Scammers are still using the coronavirus relief stimulus checks earlier this year as a way to obtain information from unsuspecting Americans. On Nov. 4, the Internal Revenue Service, state tax agencies, and members of the tax industry issued a warning on a new text scam that tricks people into giving their bank account information in exchange for receiving a new $1,200 Economic Impact Payment (EIP). However, the EIP included in the CARES Act signed in March 2020 was a one-time payment and Congress still has not passed another payment program.
The IRS and state tax agencies will never ask for bank information from taxpayers in a text, the IRS said in a statement. "You have received a direct deposit of $1,200 from COVID-19 TREAS FUND. Further action is required to accept this payment into your account. Continue here to accept this payment," the scam message reads. The text ends with a link to a fake phishing web address made to look like a real IRS website. It is built to look like the IRS' "Get My Payment" tool, which taxpayers can use to track their payments. The website asks visitors to submit personal information, which will then go straight to scam artists, not the IRS.
"Criminals are relentlessly using COVID-19 and Economic Impact Payments as cover to try to trick taxpayers out of their money or identities," IRS Commissioner Chuck Rettig said in a statement. "This scam is a new twist on those we've been seeing much of this year. We urge people to remain alert to these types of scams."
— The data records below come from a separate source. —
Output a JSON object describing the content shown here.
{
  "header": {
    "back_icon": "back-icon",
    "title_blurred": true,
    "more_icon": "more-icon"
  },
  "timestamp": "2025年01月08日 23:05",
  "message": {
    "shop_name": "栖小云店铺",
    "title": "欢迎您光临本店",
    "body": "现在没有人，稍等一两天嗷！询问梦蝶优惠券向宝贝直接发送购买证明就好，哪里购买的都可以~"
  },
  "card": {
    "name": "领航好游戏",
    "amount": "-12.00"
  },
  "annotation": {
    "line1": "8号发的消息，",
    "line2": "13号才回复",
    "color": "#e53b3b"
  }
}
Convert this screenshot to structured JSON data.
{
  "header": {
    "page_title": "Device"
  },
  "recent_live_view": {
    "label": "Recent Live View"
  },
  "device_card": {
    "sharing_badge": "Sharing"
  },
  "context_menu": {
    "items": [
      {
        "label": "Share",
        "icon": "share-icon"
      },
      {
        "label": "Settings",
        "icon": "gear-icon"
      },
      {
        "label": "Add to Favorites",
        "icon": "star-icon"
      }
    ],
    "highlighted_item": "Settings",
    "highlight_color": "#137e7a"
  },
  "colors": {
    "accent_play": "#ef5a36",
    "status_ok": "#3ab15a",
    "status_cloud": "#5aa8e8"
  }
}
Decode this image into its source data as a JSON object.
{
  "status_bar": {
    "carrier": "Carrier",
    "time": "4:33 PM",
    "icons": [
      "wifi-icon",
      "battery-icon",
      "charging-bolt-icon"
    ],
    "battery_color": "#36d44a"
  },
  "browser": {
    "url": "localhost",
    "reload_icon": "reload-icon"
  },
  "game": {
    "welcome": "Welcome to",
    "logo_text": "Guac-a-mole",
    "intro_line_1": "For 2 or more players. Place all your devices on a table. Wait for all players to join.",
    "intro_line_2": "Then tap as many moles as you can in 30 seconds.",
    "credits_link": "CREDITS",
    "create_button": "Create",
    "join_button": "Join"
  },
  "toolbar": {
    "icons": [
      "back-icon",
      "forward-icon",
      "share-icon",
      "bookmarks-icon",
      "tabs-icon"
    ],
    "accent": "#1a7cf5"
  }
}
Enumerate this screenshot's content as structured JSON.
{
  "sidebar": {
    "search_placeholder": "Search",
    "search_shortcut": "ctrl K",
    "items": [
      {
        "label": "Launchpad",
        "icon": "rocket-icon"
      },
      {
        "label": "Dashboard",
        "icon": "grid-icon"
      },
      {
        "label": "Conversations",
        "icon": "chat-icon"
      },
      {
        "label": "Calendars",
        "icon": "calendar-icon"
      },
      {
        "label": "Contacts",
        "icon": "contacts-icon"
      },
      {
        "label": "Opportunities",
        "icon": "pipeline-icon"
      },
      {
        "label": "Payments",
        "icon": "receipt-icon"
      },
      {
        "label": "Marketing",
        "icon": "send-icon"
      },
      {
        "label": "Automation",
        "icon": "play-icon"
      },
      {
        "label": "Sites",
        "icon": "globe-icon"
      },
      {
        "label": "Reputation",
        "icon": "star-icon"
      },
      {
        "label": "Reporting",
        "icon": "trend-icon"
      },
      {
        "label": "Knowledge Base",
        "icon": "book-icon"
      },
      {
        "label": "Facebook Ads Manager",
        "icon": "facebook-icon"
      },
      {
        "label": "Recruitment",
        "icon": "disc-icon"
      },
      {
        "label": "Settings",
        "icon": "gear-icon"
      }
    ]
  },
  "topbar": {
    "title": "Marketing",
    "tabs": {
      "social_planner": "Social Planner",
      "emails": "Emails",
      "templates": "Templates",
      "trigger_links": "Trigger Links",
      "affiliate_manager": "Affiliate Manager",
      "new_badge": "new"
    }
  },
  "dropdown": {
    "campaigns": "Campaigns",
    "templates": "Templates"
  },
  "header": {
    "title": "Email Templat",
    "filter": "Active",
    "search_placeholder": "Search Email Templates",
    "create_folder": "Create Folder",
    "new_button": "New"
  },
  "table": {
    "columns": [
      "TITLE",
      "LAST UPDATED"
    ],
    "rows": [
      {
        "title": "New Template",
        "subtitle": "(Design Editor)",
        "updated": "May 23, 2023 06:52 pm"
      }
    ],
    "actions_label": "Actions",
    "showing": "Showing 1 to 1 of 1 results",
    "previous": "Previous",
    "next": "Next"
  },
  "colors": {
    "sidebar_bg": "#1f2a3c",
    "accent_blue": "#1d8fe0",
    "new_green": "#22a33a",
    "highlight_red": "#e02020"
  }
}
Anyone who receives the text message is asked to send a screenshot of it and email the image to firstname.lastname@example.org. The IRS also asks anyone who received it to include the date and time they received the message; the number that appeared on the sender's caller ID; and the number that received the text. "The IRS does not send unsolicited texts or emails. The IRS does not call people with threats of jail or lawsuits, nor does it demand tax payments on gift cards," the IRS noted.
Ever since Congress passed the CARES Act and the IRS began sending out the stimulus checks, the agency has frequently warned against different types of scams. In July, the IRS issued a "Dirty Dozen" list of different kinds of scams. These included phishing emails and messages; fake charities; threatening phonecalls impersonating IRS agents; and social media scams.
The IRS began sending the CARES Act stimulus payments in mid-April. They were first sent as direct deposits to taxpayers who previously provided their bank account information to the IRS. The agency also sent payments out as physical checks and as pre-paid debit cards. Americans who are eligible for an EIP but do not pay have to file taxes can still use the Non-Filers tool to apply for the payment through Nov. 21.